Five months ago, I wrote about how the provincial Progressive Conservatives were obsessed with the notion of a “reset button.”
Cabinet ministers Susan Sullivan and Steve Kent — both Kathy Dunderdale loyalists — were taking to the airwaves to talk about how Dunderdale’s departure from the premier’s office was a good time for their party to “hit reset” and start again.
Everything was “refresh” and “renew,” with members of caucus waxing on about new beginnings.
Fast-forward to now and the PCs should be frantically groping for the ejector-seat button.
Because let’s face it: they’re in the middle of the political equivalent of a bobsled race, rushing head-long down an icy chute, racing perilously towards an election they will likely lose. Frank Coleman is steering and the brakes have failed.
People have made much about the fact that no one seems to know a lot about our premier-by-default, except that he’s widely seen as Danny Williams’ anointed one, despite Williams’ protestations to the contrary. Coleman was the only man left standing in a leadership race that fizzled before it even got started.
Perhaps that is just an east-coast-centric point of view. Certainly folks on the west coast are familiar with the Coleman family, as is anyone who read the insightful cover story by Dawn Chafe in the May/June 2010 edition of Atlantic Business Magazine, when Coleman was named CEO of the Year.
Rereading that article recently, I learned that he and his wife have seven children; that he is a doting father; and that he once aspired to be an opera singer and was raised with a work ethic that has earned him the respect of his employees.
Of course, that profile was written before Coleman showed any interest in governing the province.
So, what is it we want to know about him, exactly?
He has said his personal views on abortion won’t influence public policy; that privatizing liquor stores and opening casinos are not among his top priorities. He’s said he hopes to run (or is already running?) a leaner premier’s office, and plans to tackle underfunded public pensions early on in his by-default mandate.
That’s all well and good. But there’s more we’d like to know about the man who will govern a province he has not been elected to serve — once his leadership is formally endorsed by the party in July.
What does he stand for?
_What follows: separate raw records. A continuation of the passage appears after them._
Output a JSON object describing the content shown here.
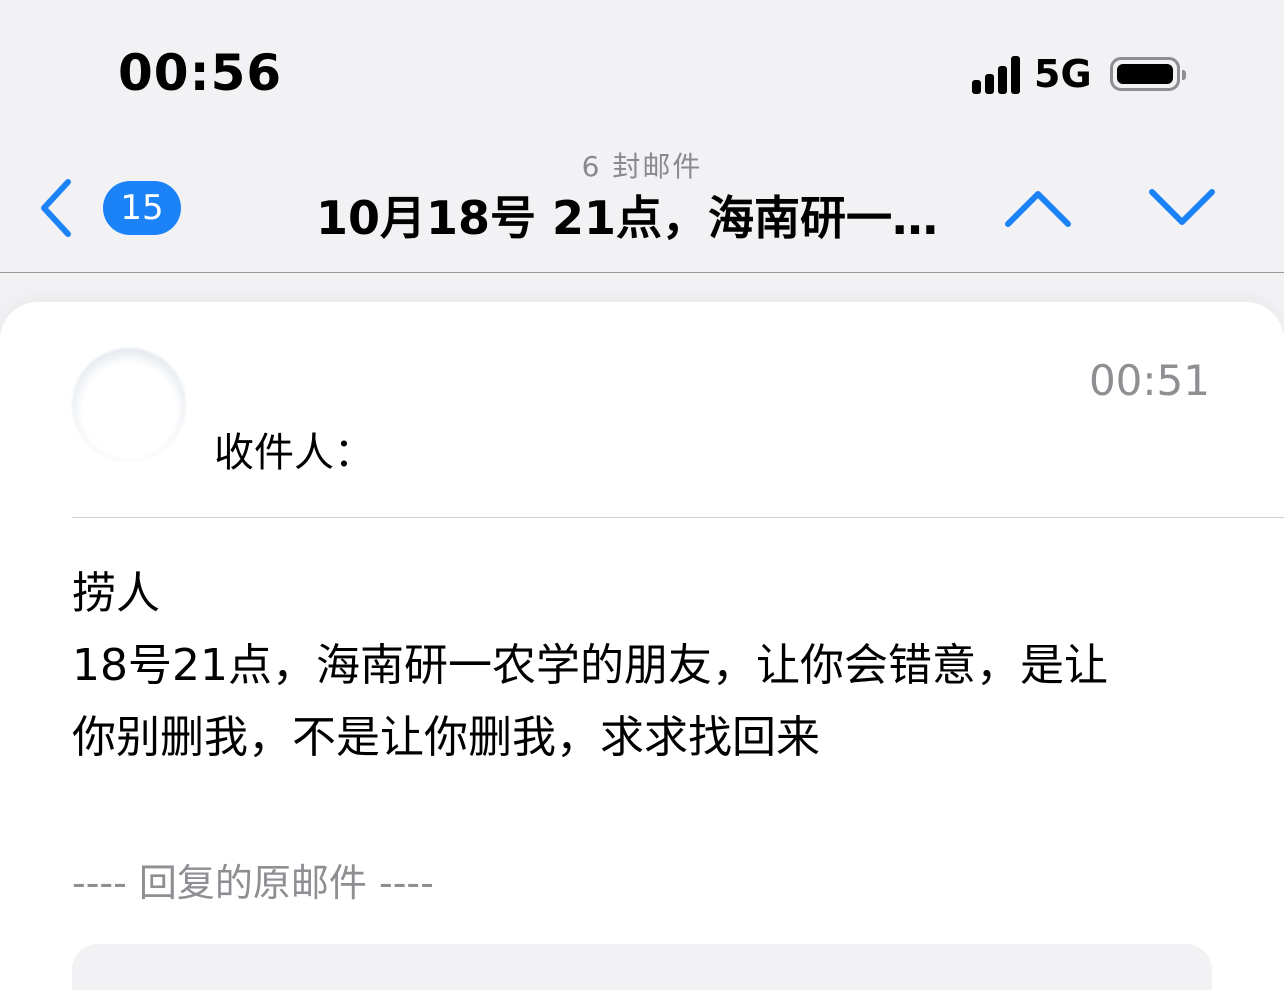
{
  "status_bar": {
    "time": "00:56",
    "network": "5G",
    "icons": [
      "signal-icon",
      "battery-icon"
    ]
  },
  "nav": {
    "back_icon": "chevron-left-icon",
    "unread_badge": "15",
    "message_count": "6 封邮件",
    "title": "10月18号 21点，海南研一…",
    "prev_icon": "chevron-up-icon",
    "next_icon": "chevron-down-icon",
    "accent_color": "#1b82f7"
  },
  "email": {
    "time": "00:51",
    "recipient_label": "收件人：",
    "body_lines": [
      "捞人",
      "18号21点，海南研一农学的朋友，让你会错意，是让",
      "你别删我，不是让你删我，求求找回来"
    ],
    "quoted_separator": "---- 回复的原邮件 ----"
  }
}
What are his policies? Why does he even want to be premier?
What are his business holdings?
Wild card (noun) • a playing card that can have any value, suit, colour, or other property in a game at the discretion of the player holding it. • a person or thing whose influence is unpredictable or whose qualities are uncertain.
Who owned Humber Valley Paving when the company was let out of a contract for Labrador roadwork before the work was completed?
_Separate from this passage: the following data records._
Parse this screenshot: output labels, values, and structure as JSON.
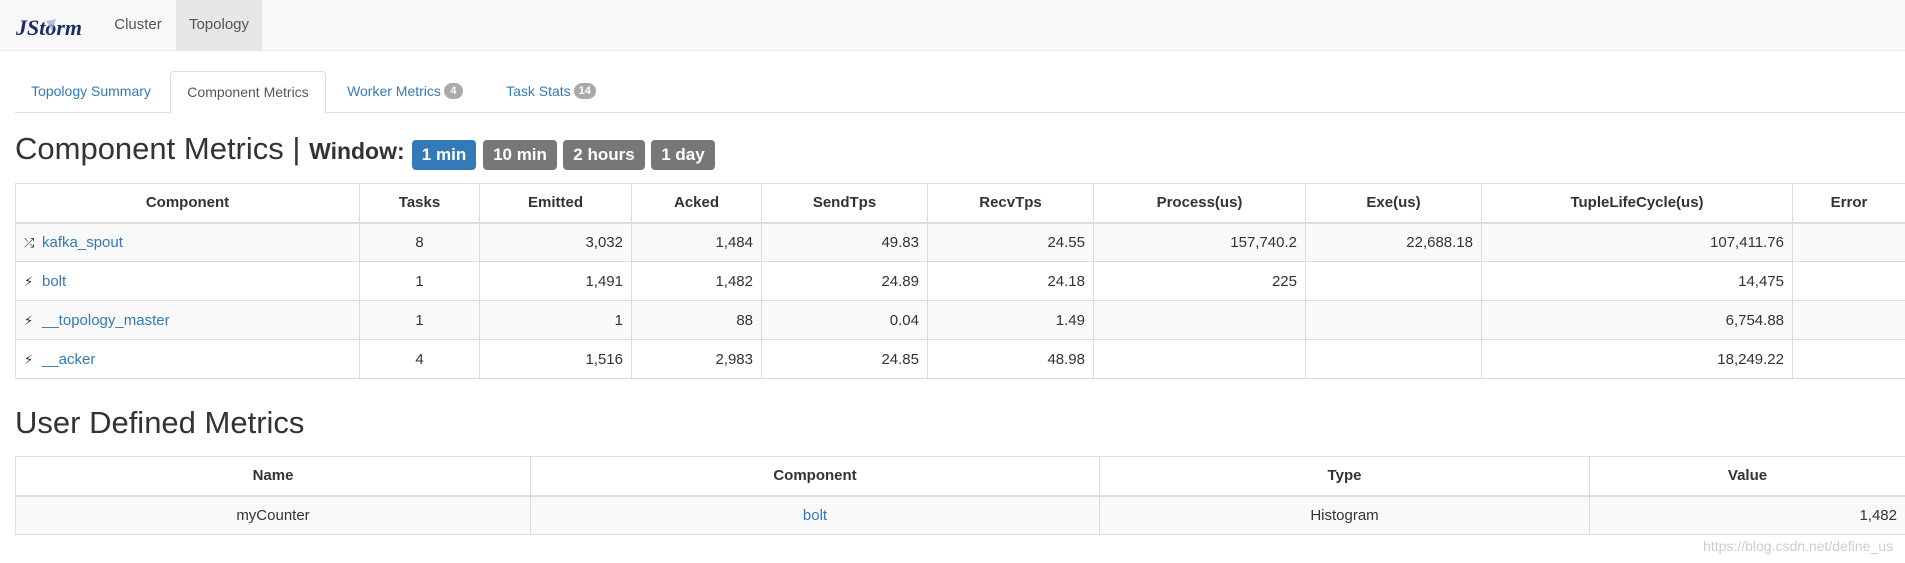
{
  "navbar": {
    "brand": "JStorm",
    "items": [
      {
        "label": "Cluster",
        "active": false
      },
      {
        "label": "Topology",
        "active": true
      }
    ]
  },
  "tabs": [
    {
      "label": "Topology Summary",
      "active": false,
      "badge": ""
    },
    {
      "label": "Component Metrics",
      "active": true,
      "badge": ""
    },
    {
      "label": "Worker Metrics",
      "active": false,
      "badge": "4"
    },
    {
      "label": "Task Stats",
      "active": false,
      "badge": "14"
    }
  ],
  "heading": {
    "title": "Component Metrics |",
    "window_label": "Window:",
    "windows": [
      {
        "label": "1 min",
        "active": true
      },
      {
        "label": "10 min",
        "active": false
      },
      {
        "label": "2 hours",
        "active": false
      },
      {
        "label": "1 day",
        "active": false
      }
    ]
  },
  "component_table": {
    "headers": [
      "Component",
      "Tasks",
      "Emitted",
      "Acked",
      "SendTps",
      "RecvTps",
      "Process(us)",
      "Exe(us)",
      "TupleLifeCycle(us)",
      "Error"
    ],
    "rows": [
      {
        "icon": "shuffle-icon",
        "glyph": "⤮",
        "name": "kafka_spout",
        "tasks": "8",
        "emitted": "3,032",
        "acked": "1,484",
        "sendtps": "49.83",
        "recvtps": "24.55",
        "process": "157,740.2",
        "exe": "22,688.18",
        "tuple": "107,411.76",
        "error": ""
      },
      {
        "icon": "bolt-icon",
        "glyph": "⚡",
        "name": "bolt",
        "tasks": "1",
        "emitted": "1,491",
        "acked": "1,482",
        "sendtps": "24.89",
        "recvtps": "24.18",
        "process": "225",
        "exe": "",
        "tuple": "14,475",
        "error": ""
      },
      {
        "icon": "bolt-icon",
        "glyph": "⚡",
        "name": "__topology_master",
        "tasks": "1",
        "emitted": "1",
        "acked": "88",
        "sendtps": "0.04",
        "recvtps": "1.49",
        "process": "",
        "exe": "",
        "tuple": "6,754.88",
        "error": ""
      },
      {
        "icon": "bolt-icon",
        "glyph": "⚡",
        "name": "__acker",
        "tasks": "4",
        "emitted": "1,516",
        "acked": "2,983",
        "sendtps": "24.85",
        "recvtps": "48.98",
        "process": "",
        "exe": "",
        "tuple": "18,249.22",
        "error": ""
      }
    ]
  },
  "user_metrics": {
    "title": "User Defined Metrics",
    "headers": [
      "Name",
      "Component",
      "Type",
      "Value"
    ],
    "rows": [
      {
        "name": "myCounter",
        "component": "bolt",
        "type": "Histogram",
        "value": "1,482"
      }
    ]
  },
  "watermark": "https://blog.csdn.net/define_us"
}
“I like what this government has stood for,” Coleman has said.
Does that mean that Coleman, as premier, will encourage his cabinet ministers to foster relationships with contractors and developers, where a personal word in the minister’s ear is just a phone call away, and tenders and penalties be damned?
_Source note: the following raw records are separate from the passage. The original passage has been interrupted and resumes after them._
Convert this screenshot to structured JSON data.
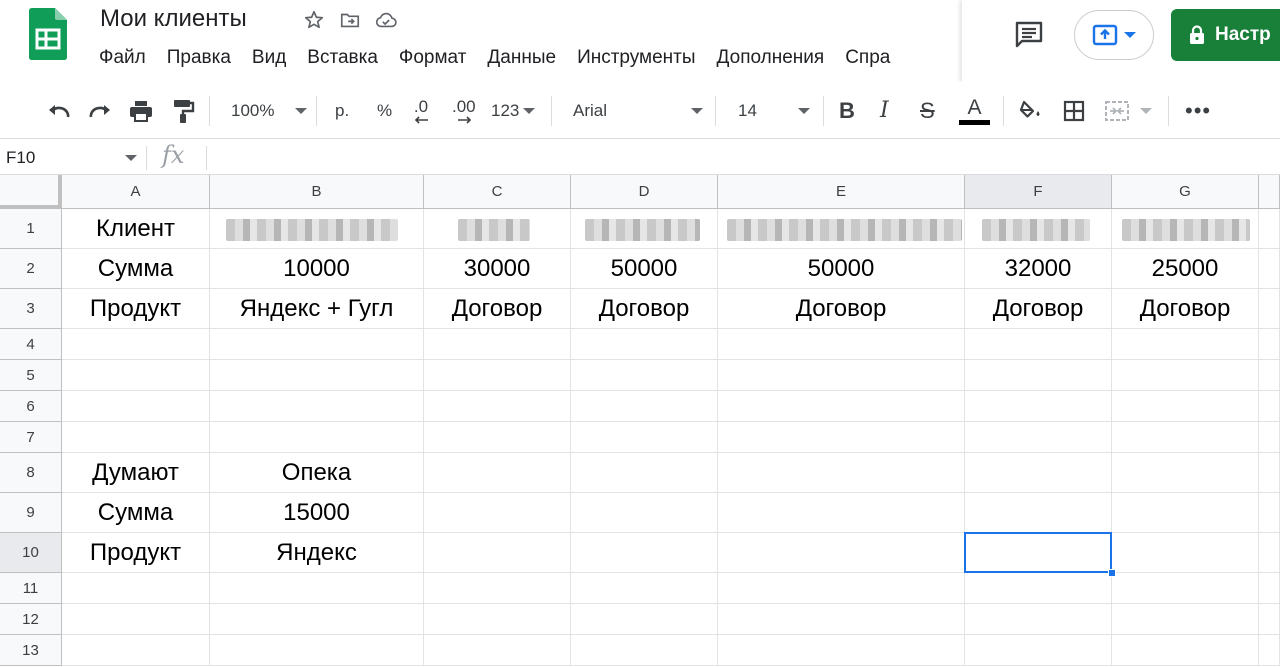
{
  "doc": {
    "title": "Мои клиенты"
  },
  "menu": [
    "Файл",
    "Правка",
    "Вид",
    "Вставка",
    "Формат",
    "Данные",
    "Инструменты",
    "Дополнения",
    "Спра"
  ],
  "share": {
    "label": "Настр"
  },
  "toolbar": {
    "zoom": "100%",
    "currency": "р.",
    "percent": "%",
    "dec_decrease": ".0",
    "dec_increase": ".00",
    "format_more": "123",
    "font": "Arial",
    "font_size": "14"
  },
  "formula": {
    "cell_ref": "F10",
    "fx": "fx"
  },
  "sheet": {
    "columns": [
      "A",
      "B",
      "C",
      "D",
      "E",
      "F",
      "G"
    ],
    "rows": [
      "1",
      "2",
      "3",
      "4",
      "5",
      "6",
      "7",
      "8",
      "9",
      "10",
      "11",
      "12",
      "13"
    ],
    "selected_cell": "F10",
    "cells": {
      "A1": "Клиент",
      "A2": "Сумма",
      "B2": "10000",
      "C2": "30000",
      "D2": "50000",
      "E2": "50000",
      "F2": "32000",
      "G2": "25000",
      "A3": "Продукт",
      "B3": "Яндекс + Гугл",
      "C3": "Договор",
      "D3": "Договор",
      "E3": "Договор",
      "F3": "Договор",
      "G3": "Договор",
      "A8": "Думают",
      "B8": "Опека",
      "A9": "Сумма",
      "B9": "15000",
      "A10": "Продукт",
      "B10": "Яндекс"
    }
  },
  "colors": {
    "accent": "#1a73e8",
    "share_bg": "#188038",
    "logo": "#0f9d58"
  },
  "icons": {
    "logo": "sheets-logo-icon",
    "star": "star-icon",
    "move": "move-to-folder-icon",
    "cloud": "cloud-status-icon",
    "comment": "comment-icon",
    "present": "present-icon",
    "lock": "lock-icon"
  }
}
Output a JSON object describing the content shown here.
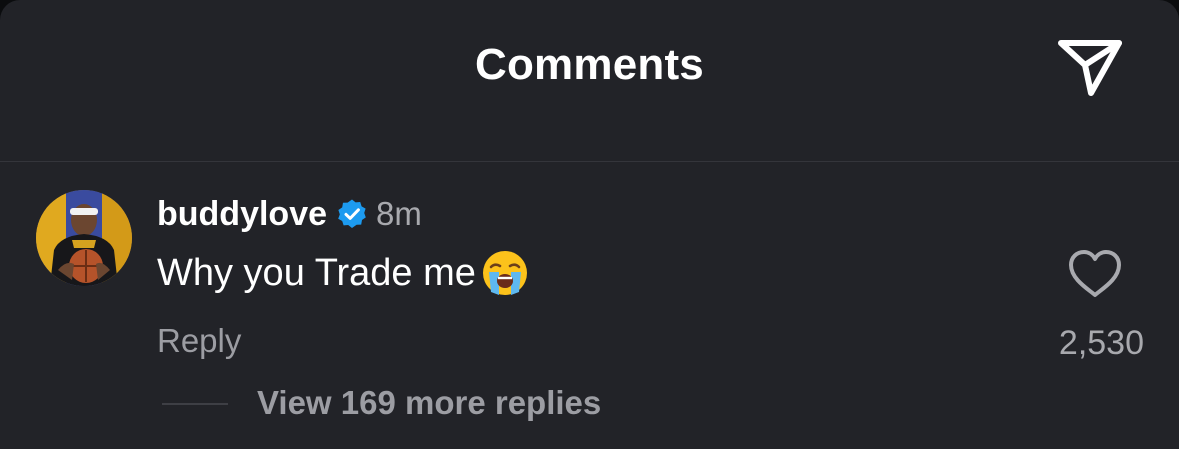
{
  "header": {
    "title": "Comments",
    "share_icon": "send-icon"
  },
  "comment": {
    "username": "buddylove",
    "verified": true,
    "verified_icon": "verified-badge-icon",
    "verified_color": "#1d9bf0",
    "time": "8m",
    "text": "Why you Trade me",
    "emoji": "loudly-crying-face",
    "reply_label": "Reply",
    "like_icon": "heart-icon",
    "like_count": "2,530",
    "view_replies_label": "View 169 more replies"
  },
  "colors": {
    "background": "#222328",
    "primary_text": "#ffffff",
    "secondary_text": "#a8a9ae"
  }
}
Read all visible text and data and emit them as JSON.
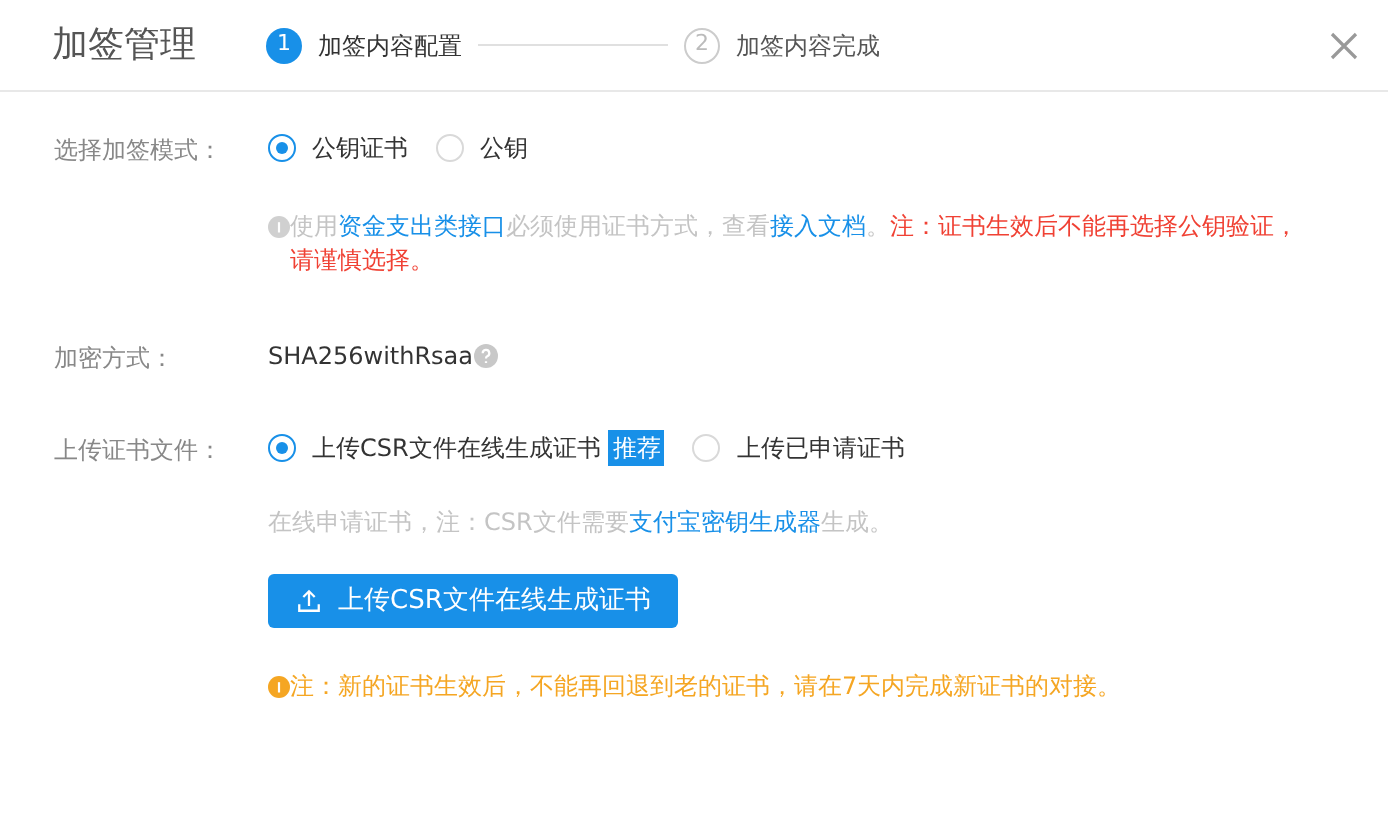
{
  "dialog": {
    "title": "加签管理"
  },
  "steps": [
    {
      "number": "1",
      "label": "加签内容配置",
      "selected": true
    },
    {
      "number": "2",
      "label": "加签内容完成",
      "selected": false
    }
  ],
  "sign_mode": {
    "label": "选择加签模式：",
    "options": [
      {
        "label": "公钥证书",
        "selected": true
      },
      {
        "label": "公钥",
        "selected": false
      }
    ],
    "hint": [
      {
        "kind": "plain",
        "text": "使用"
      },
      {
        "kind": "link",
        "text": "资金支出类接口"
      },
      {
        "kind": "plain",
        "text": "必须使用证书方式，查看"
      },
      {
        "kind": "link",
        "text": "接入文档"
      },
      {
        "kind": "plain",
        "text": "。"
      },
      {
        "kind": "warning",
        "text": "注：证书生效后不能再选择公钥验证，请谨慎选择。"
      }
    ]
  },
  "encryption": {
    "label": "加密方式：",
    "value": "SHA256withRsaa"
  },
  "upload": {
    "label": "上传证书文件：",
    "options": [
      {
        "label": "上传CSR文件在线生成证书",
        "badge": "推荐",
        "selected": true
      },
      {
        "label": "上传已申请证书",
        "selected": false
      }
    ],
    "hint": [
      {
        "kind": "plain",
        "text": "在线申请证书，注：CSR文件需要"
      },
      {
        "kind": "link",
        "text": "支付宝密钥生成器"
      },
      {
        "kind": "plain",
        "text": "生成。"
      }
    ],
    "button": "上传CSR文件在线生成证书",
    "note": "注：新的证书生效后，不能再回退到老的证书，请在7天内完成新证书的对接。"
  }
}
Not that I’m suggesting anything untoward happened with Humber Valley’s paving contract, though there is enough confusion that the auditor general has been asked to get to the bottom of it.
But I do think it more than passing strange that a businessman can contact a government minister directly, have a chat and — poof! — contractual obligations disappear.
Should cabinet ministers really be involved at that level?
And where does it end? Will Coleman’s government treat big industry the same way if they pull up stakes mid-project and leave a mess behind? Will they not be made to clean it up or pay a penalty?
That may sound like extrapolation, but this government has said it wouldn’t want to put anyone out of business.
It’s not encouraging that Coleman hasn’t even assumed the premiership and he’s already been embroiled in a handful of controversies.
And surely it does not bode well for journalism or an informed electorate when the premier-designate is in a racket with the media before he’s even out of the gate.
What fresh torments await?
Nor was it a sign of strong leadership when Tory heavyweight John Crosbie came out and basically called Coleman a puppet and he uttered nary a word in his own defence.
As it stands now, we have an incoming premier who has not been elected; an official opposition that’s still trying to find its feet; and the NDP, whose members know full well where their feet are and have been known to take shots at them.
For God’s sake, please — somebody hit the reset button.
Pam Frampton is a columnist and The Telegram’s associate managing editor. Email firstname.lastname@example.org. Twitter: pam_frampton